= EXERCISE BRIEF =
Where a line below includes the word "name", copy that line.

(Excerpts from an interface dataset)
■ ■ ■ ■ ■ ■ ■
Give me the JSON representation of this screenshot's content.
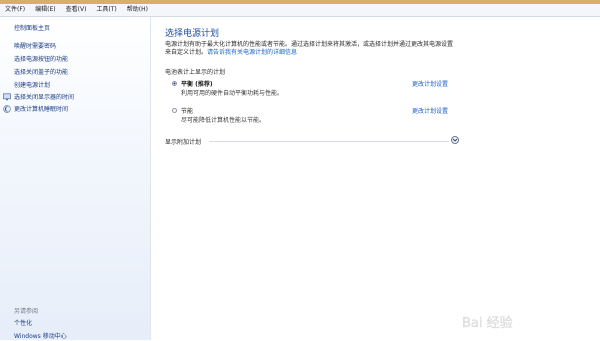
{
  "menubar": {
    "items": [
      "文件(F)",
      "编辑(E)",
      "查看(V)",
      "工具(T)",
      "帮助(H)"
    ]
  },
  "sidebar": {
    "home": "控制面板主页",
    "links": [
      "唤醒时需要密码",
      "选择电源按钮的功能",
      "选择关闭盖子的功能",
      "创建电源计划",
      "选择关闭显示器的时间",
      "更改计算机睡眠时间"
    ],
    "see_also_title": "另请参阅",
    "see_also": [
      "个性化",
      "Windows 移动中心"
    ]
  },
  "main": {
    "title": "选择电源计划",
    "intro_line1": "电源计划有助于最大化计算机的性能或者节能。通过选择计划来将其激活，或选择计划并通过更改其电源设置",
    "intro_line2_prefix": "来自定义计划。",
    "intro_link": "请告诉我有关电源计划的详细信息",
    "group_title": "电池表计上显示的计划",
    "plans": [
      {
        "name": "平衡 (推荐)",
        "description": "利用可用的硬件自动平衡功耗与性能。",
        "link": "更改计划设置",
        "selected": true
      },
      {
        "name": "节能",
        "description": "尽可能降低计算机性能以节能。",
        "link": "更改计划设置",
        "selected": false
      }
    ],
    "more_plans": "显示附加计划"
  },
  "watermark": {
    "text": "Bai 经验"
  },
  "colors": {
    "link": "#1a5fc8",
    "title": "#1d4e9f",
    "sidebar_link": "#1b3c86"
  }
}
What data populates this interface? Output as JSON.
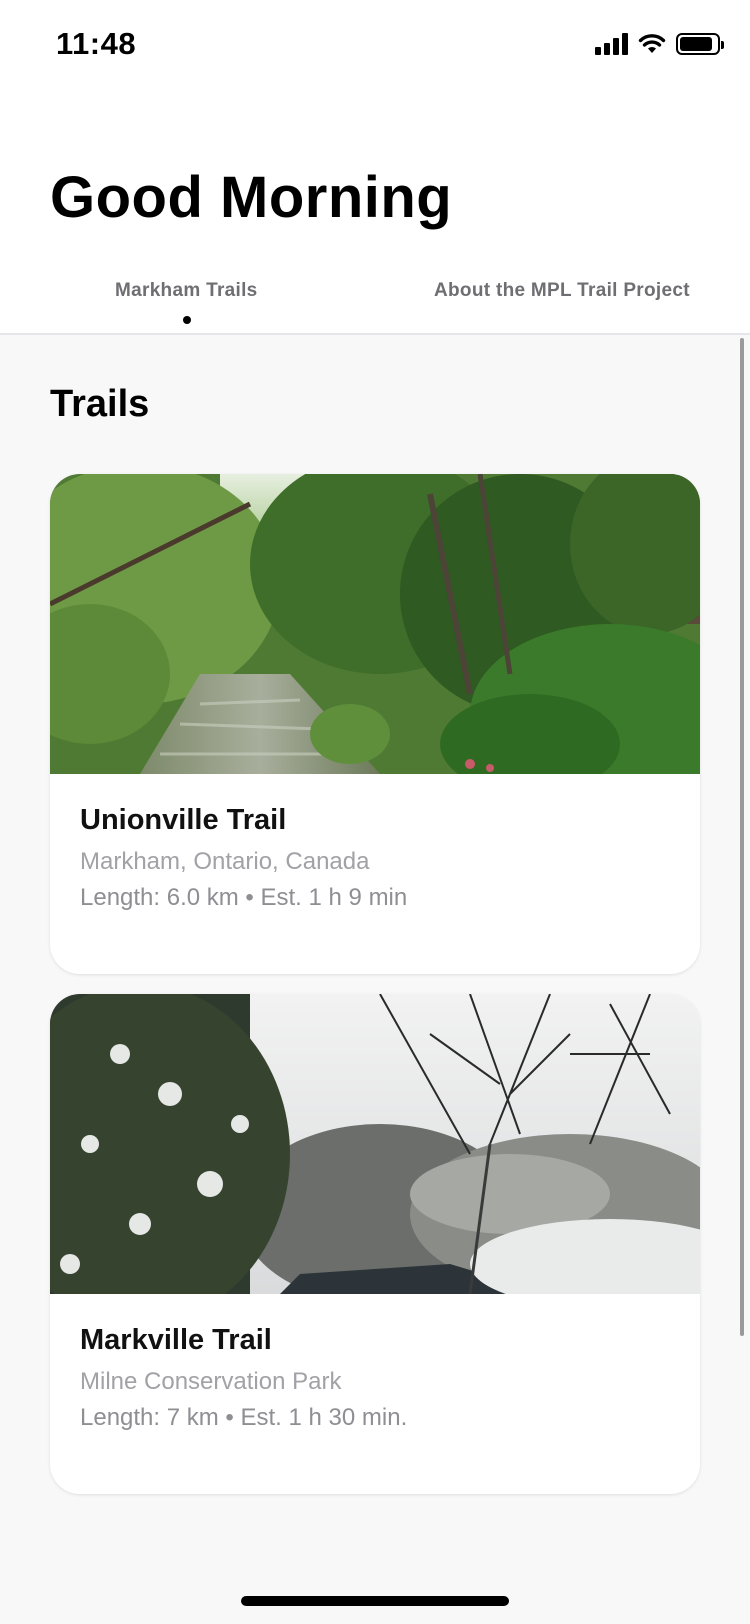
{
  "status_bar": {
    "time": "11:48",
    "battery_level": 0.9
  },
  "header": {
    "greeting": "Good Morning"
  },
  "tabs": [
    {
      "label": "Markham Trails",
      "active": true
    },
    {
      "label": "About the MPL Trail Project",
      "active": false
    }
  ],
  "section": {
    "title": "Trails"
  },
  "trails": [
    {
      "name": "Unionville Trail",
      "location": "Markham, Ontario, Canada",
      "meta": "Length: 6.0 km • Est. 1 h 9 min",
      "image": "summer-creek-forest-photo"
    },
    {
      "name": "Markville Trail",
      "location": "Milne Conservation Park",
      "meta": "Length: 7 km • Est. 1 h 30 min.",
      "image": "snowy-creek-forest-photo"
    }
  ],
  "colors": {
    "accent": "#000000",
    "secondary_text": "#8e8e93",
    "content_background": "#f8f8f8"
  }
}
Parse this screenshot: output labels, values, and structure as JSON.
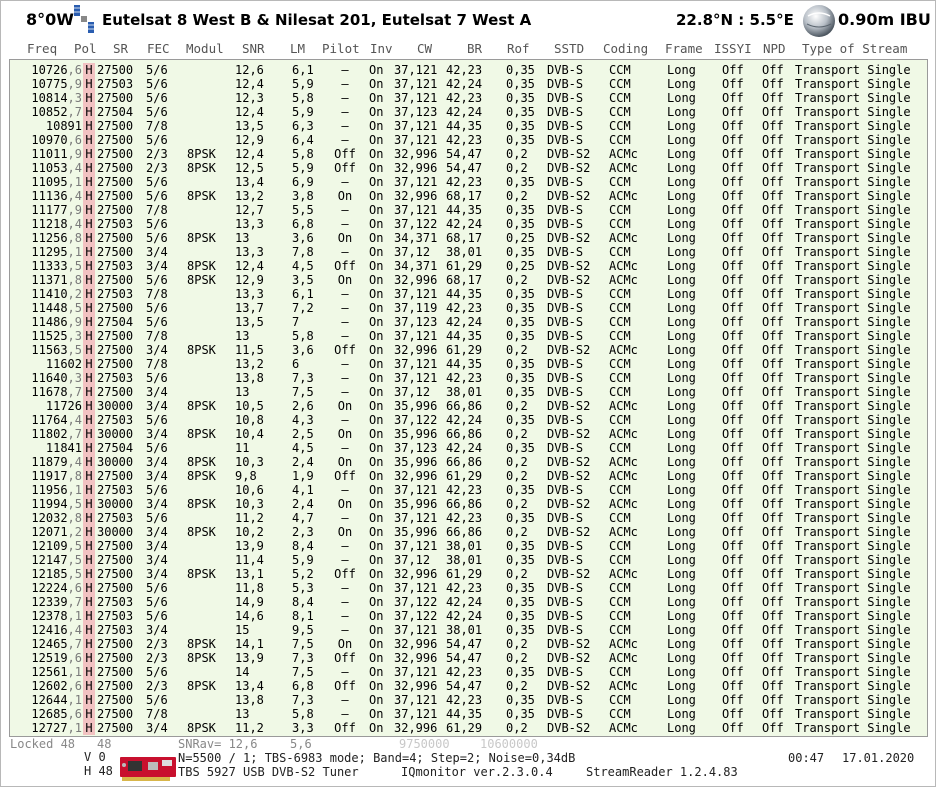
{
  "header": {
    "position": "8°0W",
    "title": "Eutelsat 8 West B & Nilesat 201, Eutelsat 7 West A",
    "coords": "22.8°N : 5.5°E",
    "dish": "0.90m IBU"
  },
  "columns": [
    "Freq",
    "Pol",
    "SR",
    "FEC",
    "Modul",
    "SNR",
    "LM",
    "Pilot",
    "Inv",
    "CW",
    "BR",
    "Rof",
    "SSTD",
    "Coding",
    "Frame",
    "ISSYI",
    "NPD",
    "Type of Stream"
  ],
  "rows": [
    [
      "10726,6",
      "H",
      "27500",
      "5/6",
      "",
      "12,6",
      "6,1",
      "–",
      "On",
      "37,121",
      "42,23",
      "0,35",
      "DVB-S",
      "CCM",
      "Long",
      "Off",
      "Off",
      "Transport Single"
    ],
    [
      "10775,9",
      "H",
      "27503",
      "5/6",
      "",
      "12,4",
      "5,9",
      "–",
      "On",
      "37,121",
      "42,24",
      "0,35",
      "DVB-S",
      "CCM",
      "Long",
      "Off",
      "Off",
      "Transport Single"
    ],
    [
      "10814,3",
      "H",
      "27500",
      "5/6",
      "",
      "12,3",
      "5,8",
      "–",
      "On",
      "37,121",
      "42,23",
      "0,35",
      "DVB-S",
      "CCM",
      "Long",
      "Off",
      "Off",
      "Transport Single"
    ],
    [
      "10852,7",
      "H",
      "27504",
      "5/6",
      "",
      "12,4",
      "5,9",
      "–",
      "On",
      "37,123",
      "42,24",
      "0,35",
      "DVB-S",
      "CCM",
      "Long",
      "Off",
      "Off",
      "Transport Single"
    ],
    [
      "10891",
      "H",
      "27500",
      "7/8",
      "",
      "13,5",
      "6,3",
      "–",
      "On",
      "37,121",
      "44,35",
      "0,35",
      "DVB-S",
      "CCM",
      "Long",
      "Off",
      "Off",
      "Transport Single"
    ],
    [
      "10970,6",
      "H",
      "27500",
      "5/6",
      "",
      "12,9",
      "6,4",
      "–",
      "On",
      "37,121",
      "42,23",
      "0,35",
      "DVB-S",
      "CCM",
      "Long",
      "Off",
      "Off",
      "Transport Single"
    ],
    [
      "11011,9",
      "H",
      "27500",
      "2/3",
      "8PSK",
      "12,4",
      "5,8",
      "Off",
      "On",
      "32,996",
      "54,47",
      "0,2",
      "DVB-S2",
      "ACMc",
      "Long",
      "Off",
      "Off",
      "Transport Single"
    ],
    [
      "11053,4",
      "H",
      "27500",
      "2/3",
      "8PSK",
      "12,5",
      "5,9",
      "Off",
      "On",
      "32,996",
      "54,47",
      "0,2",
      "DVB-S2",
      "ACMc",
      "Long",
      "Off",
      "Off",
      "Transport Single"
    ],
    [
      "11095,1",
      "H",
      "27500",
      "5/6",
      "",
      "13,4",
      "6,9",
      "–",
      "On",
      "37,121",
      "42,23",
      "0,35",
      "DVB-S",
      "CCM",
      "Long",
      "Off",
      "Off",
      "Transport Single"
    ],
    [
      "11136,4",
      "H",
      "27500",
      "5/6",
      "8PSK",
      "13,2",
      "3,8",
      "On",
      "On",
      "32,996",
      "68,17",
      "0,2",
      "DVB-S2",
      "ACMc",
      "Long",
      "Off",
      "Off",
      "Transport Single"
    ],
    [
      "11177,9",
      "H",
      "27500",
      "7/8",
      "",
      "12,7",
      "5,5",
      "–",
      "On",
      "37,121",
      "44,35",
      "0,35",
      "DVB-S",
      "CCM",
      "Long",
      "Off",
      "Off",
      "Transport Single"
    ],
    [
      "11218,4",
      "H",
      "27503",
      "5/6",
      "",
      "13,3",
      "6,8",
      "–",
      "On",
      "37,122",
      "42,24",
      "0,35",
      "DVB-S",
      "CCM",
      "Long",
      "Off",
      "Off",
      "Transport Single"
    ],
    [
      "11256,8",
      "H",
      "27500",
      "5/6",
      "8PSK",
      "13",
      "3,6",
      "On",
      "On",
      "34,371",
      "68,17",
      "0,25",
      "DVB-S2",
      "ACMc",
      "Long",
      "Off",
      "Off",
      "Transport Single"
    ],
    [
      "11295,1",
      "H",
      "27500",
      "3/4",
      "",
      "13,3",
      "7,8",
      "–",
      "On",
      "37,12",
      "38,01",
      "0,35",
      "DVB-S",
      "CCM",
      "Long",
      "Off",
      "Off",
      "Transport Single"
    ],
    [
      "11333,5",
      "H",
      "27503",
      "3/4",
      "8PSK",
      "12,4",
      "4,5",
      "Off",
      "On",
      "34,371",
      "61,29",
      "0,25",
      "DVB-S2",
      "ACMc",
      "Long",
      "Off",
      "Off",
      "Transport Single"
    ],
    [
      "11371,8",
      "H",
      "27500",
      "5/6",
      "8PSK",
      "12,9",
      "3,5",
      "On",
      "On",
      "32,996",
      "68,17",
      "0,2",
      "DVB-S2",
      "ACMc",
      "Long",
      "Off",
      "Off",
      "Transport Single"
    ],
    [
      "11410,2",
      "H",
      "27503",
      "7/8",
      "",
      "13,3",
      "6,1",
      "–",
      "On",
      "37,121",
      "44,35",
      "0,35",
      "DVB-S",
      "CCM",
      "Long",
      "Off",
      "Off",
      "Transport Single"
    ],
    [
      "11448,5",
      "H",
      "27500",
      "5/6",
      "",
      "13,7",
      "7,2",
      "–",
      "On",
      "37,119",
      "42,23",
      "0,35",
      "DVB-S",
      "CCM",
      "Long",
      "Off",
      "Off",
      "Transport Single"
    ],
    [
      "11486,9",
      "H",
      "27504",
      "5/6",
      "",
      "13,5",
      "7",
      "–",
      "On",
      "37,123",
      "42,24",
      "0,35",
      "DVB-S",
      "CCM",
      "Long",
      "Off",
      "Off",
      "Transport Single"
    ],
    [
      "11525,3",
      "H",
      "27500",
      "7/8",
      "",
      "13",
      "5,8",
      "–",
      "On",
      "37,121",
      "44,35",
      "0,35",
      "DVB-S",
      "CCM",
      "Long",
      "Off",
      "Off",
      "Transport Single"
    ],
    [
      "11563,5",
      "H",
      "27500",
      "3/4",
      "8PSK",
      "11,5",
      "3,6",
      "Off",
      "On",
      "32,996",
      "61,29",
      "0,2",
      "DVB-S2",
      "ACMc",
      "Long",
      "Off",
      "Off",
      "Transport Single"
    ],
    [
      "11602",
      "H",
      "27500",
      "7/8",
      "",
      "13,2",
      "6",
      "–",
      "On",
      "37,121",
      "44,35",
      "0,35",
      "DVB-S",
      "CCM",
      "Long",
      "Off",
      "Off",
      "Transport Single"
    ],
    [
      "11640,3",
      "H",
      "27503",
      "5/6",
      "",
      "13,8",
      "7,3",
      "–",
      "On",
      "37,121",
      "42,23",
      "0,35",
      "DVB-S",
      "CCM",
      "Long",
      "Off",
      "Off",
      "Transport Single"
    ],
    [
      "11678,7",
      "H",
      "27500",
      "3/4",
      "",
      "13",
      "7,5",
      "–",
      "On",
      "37,12",
      "38,01",
      "0,35",
      "DVB-S",
      "CCM",
      "Long",
      "Off",
      "Off",
      "Transport Single"
    ],
    [
      "11726",
      "H",
      "30000",
      "3/4",
      "8PSK",
      "10,5",
      "2,6",
      "On",
      "On",
      "35,996",
      "66,86",
      "0,2",
      "DVB-S2",
      "ACMc",
      "Long",
      "Off",
      "Off",
      "Transport Single"
    ],
    [
      "11764,4",
      "H",
      "27503",
      "5/6",
      "",
      "10,8",
      "4,3",
      "–",
      "On",
      "37,122",
      "42,24",
      "0,35",
      "DVB-S",
      "CCM",
      "Long",
      "Off",
      "Off",
      "Transport Single"
    ],
    [
      "11802,7",
      "H",
      "30000",
      "3/4",
      "8PSK",
      "10,4",
      "2,5",
      "On",
      "On",
      "35,996",
      "66,86",
      "0,2",
      "DVB-S2",
      "ACMc",
      "Long",
      "Off",
      "Off",
      "Transport Single"
    ],
    [
      "11841",
      "H",
      "27504",
      "5/6",
      "",
      "11",
      "4,5",
      "–",
      "On",
      "37,123",
      "42,24",
      "0,35",
      "DVB-S",
      "CCM",
      "Long",
      "Off",
      "Off",
      "Transport Single"
    ],
    [
      "11879,4",
      "H",
      "30000",
      "3/4",
      "8PSK",
      "10,3",
      "2,4",
      "On",
      "On",
      "35,996",
      "66,86",
      "0,2",
      "DVB-S2",
      "ACMc",
      "Long",
      "Off",
      "Off",
      "Transport Single"
    ],
    [
      "11917,8",
      "H",
      "27500",
      "3/4",
      "8PSK",
      "9,8",
      "1,9",
      "Off",
      "On",
      "32,996",
      "61,29",
      "0,2",
      "DVB-S2",
      "ACMc",
      "Long",
      "Off",
      "Off",
      "Transport Single"
    ],
    [
      "11956,1",
      "H",
      "27503",
      "5/6",
      "",
      "10,6",
      "4,1",
      "–",
      "On",
      "37,121",
      "42,23",
      "0,35",
      "DVB-S",
      "CCM",
      "Long",
      "Off",
      "Off",
      "Transport Single"
    ],
    [
      "11994,5",
      "H",
      "30000",
      "3/4",
      "8PSK",
      "10,3",
      "2,4",
      "On",
      "On",
      "35,996",
      "66,86",
      "0,2",
      "DVB-S2",
      "ACMc",
      "Long",
      "Off",
      "Off",
      "Transport Single"
    ],
    [
      "12032,8",
      "H",
      "27503",
      "5/6",
      "",
      "11,2",
      "4,7",
      "–",
      "On",
      "37,121",
      "42,23",
      "0,35",
      "DVB-S",
      "CCM",
      "Long",
      "Off",
      "Off",
      "Transport Single"
    ],
    [
      "12071,2",
      "H",
      "30000",
      "3/4",
      "8PSK",
      "10,2",
      "2,3",
      "On",
      "On",
      "35,996",
      "66,86",
      "0,2",
      "DVB-S2",
      "ACMc",
      "Long",
      "Off",
      "Off",
      "Transport Single"
    ],
    [
      "12109,5",
      "H",
      "27500",
      "3/4",
      "",
      "13,9",
      "8,4",
      "–",
      "On",
      "37,121",
      "38,01",
      "0,35",
      "DVB-S",
      "CCM",
      "Long",
      "Off",
      "Off",
      "Transport Single"
    ],
    [
      "12147,5",
      "H",
      "27500",
      "3/4",
      "",
      "11,4",
      "5,9",
      "–",
      "On",
      "37,12",
      "38,01",
      "0,35",
      "DVB-S",
      "CCM",
      "Long",
      "Off",
      "Off",
      "Transport Single"
    ],
    [
      "12185,5",
      "H",
      "27500",
      "3/4",
      "8PSK",
      "13,1",
      "5,2",
      "Off",
      "On",
      "32,996",
      "61,29",
      "0,2",
      "DVB-S2",
      "ACMc",
      "Long",
      "Off",
      "Off",
      "Transport Single"
    ],
    [
      "12224,6",
      "H",
      "27500",
      "5/6",
      "",
      "11,8",
      "5,3",
      "–",
      "On",
      "37,121",
      "42,23",
      "0,35",
      "DVB-S",
      "CCM",
      "Long",
      "Off",
      "Off",
      "Transport Single"
    ],
    [
      "12339,7",
      "H",
      "27503",
      "5/6",
      "",
      "14,9",
      "8,4",
      "–",
      "On",
      "37,122",
      "42,24",
      "0,35",
      "DVB-S",
      "CCM",
      "Long",
      "Off",
      "Off",
      "Transport Single"
    ],
    [
      "12378,1",
      "H",
      "27503",
      "5/6",
      "",
      "14,6",
      "8,1",
      "–",
      "On",
      "37,122",
      "42,24",
      "0,35",
      "DVB-S",
      "CCM",
      "Long",
      "Off",
      "Off",
      "Transport Single"
    ],
    [
      "12416,4",
      "H",
      "27503",
      "3/4",
      "",
      "15",
      "9,5",
      "–",
      "On",
      "37,121",
      "38,01",
      "0,35",
      "DVB-S",
      "CCM",
      "Long",
      "Off",
      "Off",
      "Transport Single"
    ],
    [
      "12465,7",
      "H",
      "27500",
      "2/3",
      "8PSK",
      "14,1",
      "7,5",
      "On",
      "On",
      "32,996",
      "54,47",
      "0,2",
      "DVB-S2",
      "ACMc",
      "Long",
      "Off",
      "Off",
      "Transport Single"
    ],
    [
      "12519,6",
      "H",
      "27500",
      "2/3",
      "8PSK",
      "13,9",
      "7,3",
      "Off",
      "On",
      "32,996",
      "54,47",
      "0,2",
      "DVB-S2",
      "ACMc",
      "Long",
      "Off",
      "Off",
      "Transport Single"
    ],
    [
      "12561,1",
      "H",
      "27500",
      "5/6",
      "",
      "14",
      "7,5",
      "–",
      "On",
      "37,121",
      "42,23",
      "0,35",
      "DVB-S",
      "CCM",
      "Long",
      "Off",
      "Off",
      "Transport Single"
    ],
    [
      "12602,6",
      "H",
      "27500",
      "2/3",
      "8PSK",
      "13,4",
      "6,8",
      "Off",
      "On",
      "32,996",
      "54,47",
      "0,2",
      "DVB-S2",
      "ACMc",
      "Long",
      "Off",
      "Off",
      "Transport Single"
    ],
    [
      "12644,1",
      "H",
      "27500",
      "5/6",
      "",
      "13,8",
      "7,3",
      "–",
      "On",
      "37,121",
      "42,23",
      "0,35",
      "DVB-S",
      "CCM",
      "Long",
      "Off",
      "Off",
      "Transport Single"
    ],
    [
      "12685,6",
      "H",
      "27500",
      "7/8",
      "",
      "13",
      "5,8",
      "–",
      "On",
      "37,121",
      "44,35",
      "0,35",
      "DVB-S",
      "CCM",
      "Long",
      "Off",
      "Off",
      "Transport Single"
    ],
    [
      "12727,1",
      "H",
      "27500",
      "3/4",
      "8PSK",
      "11,2",
      "3,3",
      "Off",
      "On",
      "32,996",
      "61,29",
      "0,2",
      "DVB-S2",
      "ACMc",
      "Long",
      "Off",
      "Off",
      "Transport Single"
    ]
  ],
  "footer": {
    "locked": "Locked 48",
    "locked_count": "48",
    "v_label": "V 0",
    "h_label": "H 48",
    "snrav_label": "SNRav= 12,6",
    "snrav_lm": "5,6",
    "lof1": "9750000",
    "lof2": "10600000",
    "mode_line": "N=5500 / 1; TBS-6983 mode; Band=4; Step=2; Noise=0,34dB",
    "tuner_line": "TBS 5927 USB DVB-S2 Tuner",
    "iqmonitor": "IQmonitor ver.2.3.0.4",
    "streamreader": "StreamReader 1.2.4.83",
    "time": "00:47",
    "date": "17.01.2020"
  },
  "colors": {
    "table_bg": "#f0f9e6",
    "pol_bg": "#f2c2c2"
  },
  "icons": [
    "satellite-icon",
    "globe-dish-icon",
    "tuner-card-icon"
  ]
}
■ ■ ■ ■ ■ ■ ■
= SOLVED PROBLEM =
        "name": "平衡 (推荐)",
        "name": "节能",
      "name": "Unionville Trail",
      "name": "Markville Trail",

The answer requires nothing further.